Return the records exactly, with nothing added.

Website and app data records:
[Start of section]

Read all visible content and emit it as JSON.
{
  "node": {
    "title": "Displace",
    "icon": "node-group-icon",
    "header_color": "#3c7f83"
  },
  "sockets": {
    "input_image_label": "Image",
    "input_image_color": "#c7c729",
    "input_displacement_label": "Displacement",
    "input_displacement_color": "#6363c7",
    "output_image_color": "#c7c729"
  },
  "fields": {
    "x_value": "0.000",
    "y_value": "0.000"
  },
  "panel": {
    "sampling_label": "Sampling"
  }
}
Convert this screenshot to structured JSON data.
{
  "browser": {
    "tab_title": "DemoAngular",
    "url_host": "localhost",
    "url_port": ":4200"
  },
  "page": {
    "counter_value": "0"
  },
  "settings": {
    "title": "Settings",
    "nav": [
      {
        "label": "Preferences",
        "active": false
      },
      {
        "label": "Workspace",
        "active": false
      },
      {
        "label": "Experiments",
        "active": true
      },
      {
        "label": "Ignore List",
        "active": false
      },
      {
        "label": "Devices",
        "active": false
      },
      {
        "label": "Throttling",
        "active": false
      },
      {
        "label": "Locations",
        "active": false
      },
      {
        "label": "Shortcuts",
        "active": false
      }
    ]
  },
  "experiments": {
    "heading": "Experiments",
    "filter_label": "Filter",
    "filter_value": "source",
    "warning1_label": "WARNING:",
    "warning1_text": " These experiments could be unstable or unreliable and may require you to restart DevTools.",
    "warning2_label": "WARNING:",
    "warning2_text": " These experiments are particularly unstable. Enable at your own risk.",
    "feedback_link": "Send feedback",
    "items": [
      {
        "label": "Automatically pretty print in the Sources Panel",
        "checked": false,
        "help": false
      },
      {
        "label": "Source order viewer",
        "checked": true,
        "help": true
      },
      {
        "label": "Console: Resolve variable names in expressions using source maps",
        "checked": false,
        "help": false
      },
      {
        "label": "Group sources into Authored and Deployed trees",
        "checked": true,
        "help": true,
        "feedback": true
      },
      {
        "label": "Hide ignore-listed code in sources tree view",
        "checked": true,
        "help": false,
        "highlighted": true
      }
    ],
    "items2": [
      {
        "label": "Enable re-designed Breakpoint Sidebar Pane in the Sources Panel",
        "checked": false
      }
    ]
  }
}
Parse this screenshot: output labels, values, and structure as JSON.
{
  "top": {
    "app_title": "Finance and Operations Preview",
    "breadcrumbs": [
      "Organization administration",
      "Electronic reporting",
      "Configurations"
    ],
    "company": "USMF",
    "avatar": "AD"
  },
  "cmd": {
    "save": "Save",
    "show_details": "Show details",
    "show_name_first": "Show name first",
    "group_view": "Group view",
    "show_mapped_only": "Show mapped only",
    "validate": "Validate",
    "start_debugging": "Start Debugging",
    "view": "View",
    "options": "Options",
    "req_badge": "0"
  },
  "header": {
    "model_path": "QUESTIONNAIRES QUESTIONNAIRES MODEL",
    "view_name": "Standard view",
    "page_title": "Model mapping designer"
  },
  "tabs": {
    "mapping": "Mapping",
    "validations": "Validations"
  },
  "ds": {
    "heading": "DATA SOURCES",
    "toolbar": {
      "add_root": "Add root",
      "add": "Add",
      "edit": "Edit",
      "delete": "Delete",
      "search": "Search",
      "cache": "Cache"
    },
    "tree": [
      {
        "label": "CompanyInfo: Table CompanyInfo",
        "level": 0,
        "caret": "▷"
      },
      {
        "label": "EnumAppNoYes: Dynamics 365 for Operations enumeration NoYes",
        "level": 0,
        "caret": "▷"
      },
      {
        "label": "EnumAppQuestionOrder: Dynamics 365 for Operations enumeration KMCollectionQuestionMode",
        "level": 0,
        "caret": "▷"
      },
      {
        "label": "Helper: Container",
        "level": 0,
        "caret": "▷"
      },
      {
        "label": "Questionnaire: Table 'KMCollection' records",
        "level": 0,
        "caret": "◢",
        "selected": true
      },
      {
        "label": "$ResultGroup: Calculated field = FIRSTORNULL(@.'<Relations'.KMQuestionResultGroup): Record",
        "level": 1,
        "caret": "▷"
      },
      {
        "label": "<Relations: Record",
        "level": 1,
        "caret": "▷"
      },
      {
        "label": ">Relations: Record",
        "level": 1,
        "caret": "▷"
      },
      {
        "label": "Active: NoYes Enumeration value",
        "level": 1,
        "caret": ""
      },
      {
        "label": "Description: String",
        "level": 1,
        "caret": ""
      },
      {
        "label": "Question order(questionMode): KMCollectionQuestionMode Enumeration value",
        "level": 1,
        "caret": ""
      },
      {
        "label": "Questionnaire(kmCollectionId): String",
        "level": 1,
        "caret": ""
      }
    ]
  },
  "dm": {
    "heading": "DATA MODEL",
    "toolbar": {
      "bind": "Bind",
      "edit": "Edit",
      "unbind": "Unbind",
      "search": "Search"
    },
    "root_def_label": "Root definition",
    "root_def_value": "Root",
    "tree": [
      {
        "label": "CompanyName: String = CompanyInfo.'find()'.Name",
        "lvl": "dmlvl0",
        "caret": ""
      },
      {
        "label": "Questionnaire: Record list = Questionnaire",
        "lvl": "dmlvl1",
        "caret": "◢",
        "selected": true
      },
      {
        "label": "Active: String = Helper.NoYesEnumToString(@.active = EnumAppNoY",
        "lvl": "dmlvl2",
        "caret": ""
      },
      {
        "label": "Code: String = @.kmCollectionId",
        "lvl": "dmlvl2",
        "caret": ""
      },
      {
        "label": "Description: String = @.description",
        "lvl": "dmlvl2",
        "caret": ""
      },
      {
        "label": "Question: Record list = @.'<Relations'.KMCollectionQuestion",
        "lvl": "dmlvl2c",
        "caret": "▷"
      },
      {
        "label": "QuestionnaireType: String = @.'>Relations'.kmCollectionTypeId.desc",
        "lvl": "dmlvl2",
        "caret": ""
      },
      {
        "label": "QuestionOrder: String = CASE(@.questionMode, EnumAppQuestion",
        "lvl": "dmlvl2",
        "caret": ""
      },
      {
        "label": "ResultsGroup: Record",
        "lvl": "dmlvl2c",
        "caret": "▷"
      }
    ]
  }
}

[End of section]

* [Solution]
Read all visible content and emit it as JSON.
{
  "node": {
    "title": "Displace",
    "icon": "node-group-icon",
    "header_color": "#3c7f83"
  },
  "sockets": {
    "input_image_label": "Image",
    "input_image_color": "#c7c729",
    "input_displacement_label": "Displacement",
    "input_displacement_color": "#6363c7",
    "output_image_color": "#c7c729"
  },
  "fields": {
    "x_value": "0.000",
    "y_value": "0.000"
  },
  "panel": {
    "sampling_label": "Sampling"
  }
}
Convert this screenshot to structured JSON data.
{
  "browser": {
    "tab_title": "DemoAngular",
    "url_host": "localhost",
    "url_port": ":4200"
  },
  "page": {
    "counter_value": "0"
  },
  "settings": {
    "title": "Settings",
    "nav": [
      {
        "label": "Preferences",
        "active": false
      },
      {
        "label": "Workspace",
        "active": false
      },
      {
        "label": "Experiments",
        "active": true
      },
      {
        "label": "Ignore List",
        "active": false
      },
      {
        "label": "Devices",
        "active": false
      },
      {
        "label": "Throttling",
        "active": false
      },
      {
        "label": "Locations",
        "active": false
      },
      {
        "label": "Shortcuts",
        "active": false
      }
    ]
  },
  "experiments": {
    "heading": "Experiments",
    "filter_label": "Filter",
    "filter_value": "source",
    "warning1_label": "WARNING:",
    "warning1_text": " These experiments could be unstable or unreliable and may require you to restart DevTools.",
    "warning2_label": "WARNING:",
    "warning2_text": " These experiments are particularly unstable. Enable at your own risk.",
    "feedback_link": "Send feedback",
    "items": [
      {
        "label": "Automatically pretty print in the Sources Panel",
        "checked": false,
        "help": false
      },
      {
        "label": "Source order viewer",
        "checked": true,
        "help": true
      },
      {
        "label": "Console: Resolve variable names in expressions using source maps",
        "checked": false,
        "help": false
      },
      {
        "label": "Group sources into Authored and Deployed trees",
        "checked": true,
        "help": true,
        "feedback": true
      },
      {
        "label": "Hide ignore-listed code in sources tree view",
        "checked": true,
        "help": false,
        "highlighted": true
      }
    ],
    "items2": [
      {
        "label": "Enable re-designed Breakpoint Sidebar Pane in the Sources Panel",
        "checked": false
      }
    ]
  }
}
Parse this screenshot: output labels, values, and structure as JSON.
{
  "top": {
    "app_title": "Finance and Operations Preview",
    "breadcrumbs": [
      "Organization administration",
      "Electronic reporting",
      "Configurations"
    ],
    "company": "USMF",
    "avatar": "AD"
  },
  "cmd": {
    "save": "Save",
    "show_details": "Show details",
    "show_name_first": "Show name first",
    "group_view": "Group view",
    "show_mapped_only": "Show mapped only",
    "validate": "Validate",
    "start_debugging": "Start Debugging",
    "view": "View",
    "options": "Options",
    "req_badge": "0"
  },
  "header": {
    "model_path": "QUESTIONNAIRES QUESTIONNAIRES MODEL",
    "view_name": "Standard view",
    "page_title": "Model mapping designer"
  },
  "tabs": {
    "mapping": "Mapping",
    "validations": "Validations"
  },
  "ds": {
    "heading": "DATA SOURCES",
    "toolbar": {
      "add_root": "Add root",
      "add": "Add",
      "edit": "Edit",
      "delete": "Delete",
      "search": "Search",
      "cache": "Cache"
    },
    "tree": [
      {
        "label": "CompanyInfo: Table CompanyInfo",
        "level": 0,
        "caret": "▷"
      },
      {
        "label": "EnumAppNoYes: Dynamics 365 for Operations enumeration NoYes",
        "level": 0,
        "caret": "▷"
      },
      {
        "label": "EnumAppQuestionOrder: Dynamics 365 for Operations enumeration KMCollectionQuestionMode",
        "level": 0,
        "caret": "▷"
      },
      {
        "label": "Helper: Container",
        "level": 0,
        "caret": "▷"
      },
      {
        "label": "Questionnaire: Table 'KMCollection' records",
        "level": 0,
        "caret": "◢",
        "selected": true
      },
      {
        "label": "$ResultGroup: Calculated field = FIRSTORNULL(@.'<Relations'.KMQuestionResultGroup): Record",
        "level": 1,
        "caret": "▷"
      },
      {
        "label": "<Relations: Record",
        "level": 1,
        "caret": "▷"
      },
      {
        "label": ">Relations: Record",
        "level": 1,
        "caret": "▷"
      },
      {
        "label": "Active: NoYes Enumeration value",
        "level": 1,
        "caret": ""
      },
      {
        "label": "Description: String",
        "level": 1,
        "caret": ""
      },
      {
        "label": "Question order(questionMode): KMCollectionQuestionMode Enumeration value",
        "level": 1,
        "caret": ""
      },
      {
        "label": "Questionnaire(kmCollectionId): String",
        "level": 1,
        "caret": ""
      }
    ]
  },
  "dm": {
    "heading": "DATA MODEL",
    "toolbar": {
      "bind": "Bind",
      "edit": "Edit",
      "unbind": "Unbind",
      "search": "Search"
    },
    "root_def_label": "Root definition",
    "root_def_value": "Root",
    "tree": [
      {
        "label": "CompanyName: String = CompanyInfo.'find()'.Name",
        "lvl": "dmlvl0",
        "caret": ""
      },
      {
        "label": "Questionnaire: Record list = Questionnaire",
        "lvl": "dmlvl1",
        "caret": "◢",
        "selected": true
      },
      {
        "label": "Active: String = Helper.NoYesEnumToString(@.active = EnumAppNoY",
        "lvl": "dmlvl2",
        "caret": ""
      },
      {
        "label": "Code: String = @.kmCollectionId",
        "lvl": "dmlvl2",
        "caret": ""
      },
      {
        "label": "Description: String = @.description",
        "lvl": "dmlvl2",
        "caret": ""
      },
      {
        "label": "Question: Record list = @.'<Relations'.KMCollectionQuestion",
        "lvl": "dmlvl2c",
        "caret": "▷"
      },
      {
        "label": "QuestionnaireType: String = @.'>Relations'.kmCollectionTypeId.desc",
        "lvl": "dmlvl2",
        "caret": ""
      },
      {
        "label": "QuestionOrder: String = CASE(@.questionMode, EnumAppQuestion",
        "lvl": "dmlvl2",
        "caret": ""
      },
      {
        "label": "ResultsGroup: Record",
        "lvl": "dmlvl2c",
        "caret": "▷"
      }
    ]
  }
}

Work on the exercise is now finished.